The discussion started with Jessie doing a recap on the formation of software services industry in India as a result of globalization and posing a few questions to the panelists.
Sanjay, who has raised 5 rounds of private financing till now added that companies in the west are more focussed on marketing and adoption of products whereas companies in India are more focussed on building great technology. He emphasized that technology does not build great companies, great marketing does. He also stressed the need of participation by the government to help take the sector to the next level and push India into the reckoning as the hub for software products.
Sean emphasized on the fact that while the services industry was timely and was responsible for creation of a lot of jobs in the market, it has not done anything for the masses. Until we setup an infrastructure where it is easier for entrepreneurs to come in and create companies out of India, we cannot move to the next level. He also stressed that the current venture funding setup seems to work in the west but may not be suitable for India where a lot of companies can benefit from a small amount of capital vs a few companies benefiting from a large amount of capital.

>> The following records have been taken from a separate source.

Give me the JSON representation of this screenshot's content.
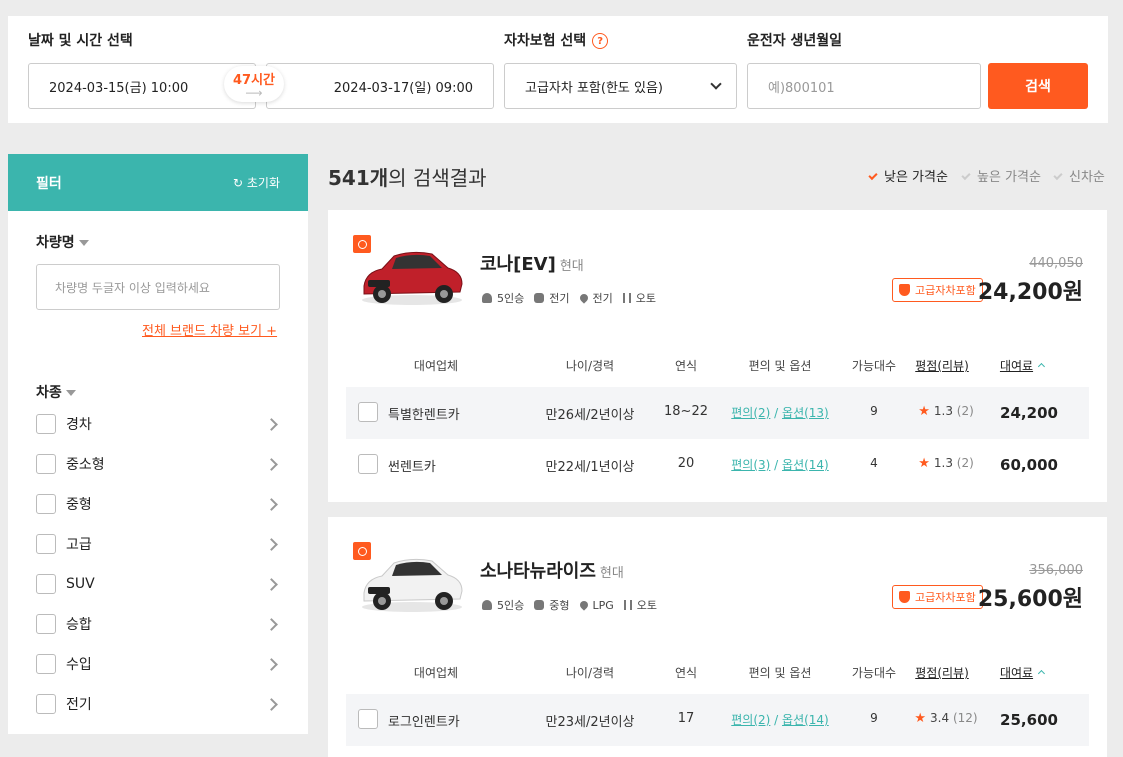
{
  "search": {
    "date_label": "날짜 및 시간 선택",
    "start_datetime": "2024-03-15(금) 10:00",
    "duration": "47시간",
    "end_datetime": "2024-03-17(일) 09:00",
    "insurance_label": "자차보험 선택",
    "insurance_value": "고급자차 포함(한도 있음)",
    "birth_label": "운전자 생년월일",
    "birth_placeholder": "예)800101",
    "search_button": "검색"
  },
  "filter": {
    "title": "필터",
    "reset": "초기화",
    "car_name_title": "차량명",
    "car_name_placeholder": "차량명 두글자 이상 입력하세요",
    "all_brands_link": "전체 브랜드 차량 보기 +",
    "car_type_title": "차종",
    "car_types": [
      "경차",
      "중소형",
      "중형",
      "고급",
      "SUV",
      "승합",
      "수입",
      "전기"
    ]
  },
  "results": {
    "count": "541개",
    "count_suffix": "의 검색결과",
    "sort_options": [
      "낮은 가격순",
      "높은 가격순",
      "신차순"
    ],
    "active_sort": "낮은 가격순",
    "table_headers": {
      "company": "대여업체",
      "age": "나이/경력",
      "year": "연식",
      "options": "편의 및 옵션",
      "available": "가능대수",
      "rating": "평점(리뷰)",
      "fee": "대여료"
    },
    "cars": [
      {
        "name": "코나[EV]",
        "maker": "현대",
        "seats": "5인승",
        "class": "전기",
        "fuel": "전기",
        "transmission": "오토",
        "original_price": "440,050",
        "insurance_badge": "고급자차포함",
        "price": "24,200원",
        "color": "#c0202a",
        "rows": [
          {
            "company": "특별한렌트카",
            "age": "만26세/2년이상",
            "year": "18~22",
            "conv": "편의(2)",
            "opt": "옵션(13)",
            "available": "9",
            "rating": "1.3",
            "reviews": "(2)",
            "fee": "24,200"
          },
          {
            "company": "썬렌트카",
            "age": "만22세/1년이상",
            "year": "20",
            "conv": "편의(3)",
            "opt": "옵션(14)",
            "available": "4",
            "rating": "1.3",
            "reviews": "(2)",
            "fee": "60,000"
          }
        ]
      },
      {
        "name": "소나타뉴라이즈",
        "maker": "현대",
        "seats": "5인승",
        "class": "중형",
        "fuel": "LPG",
        "transmission": "오토",
        "original_price": "356,000",
        "insurance_badge": "고급자차포함",
        "price": "25,600원",
        "color": "#f2f2f2",
        "rows": [
          {
            "company": "로그인렌트카",
            "age": "만23세/2년이상",
            "year": "17",
            "conv": "편의(2)",
            "opt": "옵션(14)",
            "available": "9",
            "rating": "3.4",
            "reviews": "(12)",
            "fee": "25,600"
          }
        ]
      }
    ]
  }
}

Sunil added that companies that do not wait for the next game changing opportunity to become obvious and drive change will be the ones that will be successful. He cited the example of iPhone which was conceptualized by Apple with zero experience in mobile device area – the product has been extensively copied by competitors but no one has been able to dislodge Apple from the slot it has occupied.
Manohar gave his perspective on the venture business where he said that venture funds are in the game to make money and hence they remain extremely choosy about their investments. He also pointed to the fact that venture industry in US started in early 70s whereas the one in India started in 90s – as a result, the industry is still in its learning phase and will take some time to mature. He advised entrepreneurs to be patient, persistent and remain passionate about the idea and be prepared to slog it out for a year and a half to receive capital for their venture.

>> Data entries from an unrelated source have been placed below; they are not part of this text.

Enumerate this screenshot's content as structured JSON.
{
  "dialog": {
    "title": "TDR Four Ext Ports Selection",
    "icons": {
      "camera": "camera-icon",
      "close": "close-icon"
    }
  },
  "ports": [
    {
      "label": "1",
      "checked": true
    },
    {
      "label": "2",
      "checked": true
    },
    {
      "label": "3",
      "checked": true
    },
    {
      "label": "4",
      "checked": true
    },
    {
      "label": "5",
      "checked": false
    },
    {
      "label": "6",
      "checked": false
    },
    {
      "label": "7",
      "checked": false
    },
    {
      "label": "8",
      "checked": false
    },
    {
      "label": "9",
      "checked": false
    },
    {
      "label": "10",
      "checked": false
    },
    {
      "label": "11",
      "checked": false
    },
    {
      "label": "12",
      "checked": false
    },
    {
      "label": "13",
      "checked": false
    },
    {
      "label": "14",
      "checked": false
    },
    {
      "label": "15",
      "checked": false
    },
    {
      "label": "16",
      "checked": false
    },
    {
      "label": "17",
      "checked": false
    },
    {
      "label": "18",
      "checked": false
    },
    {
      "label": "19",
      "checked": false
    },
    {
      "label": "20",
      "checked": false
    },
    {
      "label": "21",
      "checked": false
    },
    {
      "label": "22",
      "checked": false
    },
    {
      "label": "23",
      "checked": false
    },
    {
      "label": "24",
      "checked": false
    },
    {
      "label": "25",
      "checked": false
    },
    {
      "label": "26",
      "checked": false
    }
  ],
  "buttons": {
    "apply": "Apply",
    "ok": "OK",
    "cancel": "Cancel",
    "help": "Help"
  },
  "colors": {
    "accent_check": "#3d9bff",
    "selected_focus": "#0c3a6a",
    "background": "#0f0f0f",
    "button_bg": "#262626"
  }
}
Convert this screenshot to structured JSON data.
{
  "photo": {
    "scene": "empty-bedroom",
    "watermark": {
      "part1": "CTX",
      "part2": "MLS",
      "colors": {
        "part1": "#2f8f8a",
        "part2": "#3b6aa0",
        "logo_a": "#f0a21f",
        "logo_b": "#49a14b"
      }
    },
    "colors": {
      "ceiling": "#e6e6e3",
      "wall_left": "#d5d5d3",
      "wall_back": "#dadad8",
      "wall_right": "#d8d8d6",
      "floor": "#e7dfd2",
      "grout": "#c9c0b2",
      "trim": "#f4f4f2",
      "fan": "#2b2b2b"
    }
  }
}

For my part, I added that to build a successful business, you need to have a combination of Market + Idea + Capital. With the mobile phone market exploding in the past few years, this creates a lot of users and plenty of opportunity for new business to use it as a channel to enable their services. In 2000, a similar proliferation of web services led to the dot com bubble, but the market seems to have learnt from it and the investment in mobile companies, though growing at an encouraging pace is not yet showing the signs of a bubble.
The salient points from the discussion were summarized by Jessie and followed up with questions from the audience. Overall, it was great connecting with the fellow panelists and I had a good time in the panel and overall at the VC Circle conference.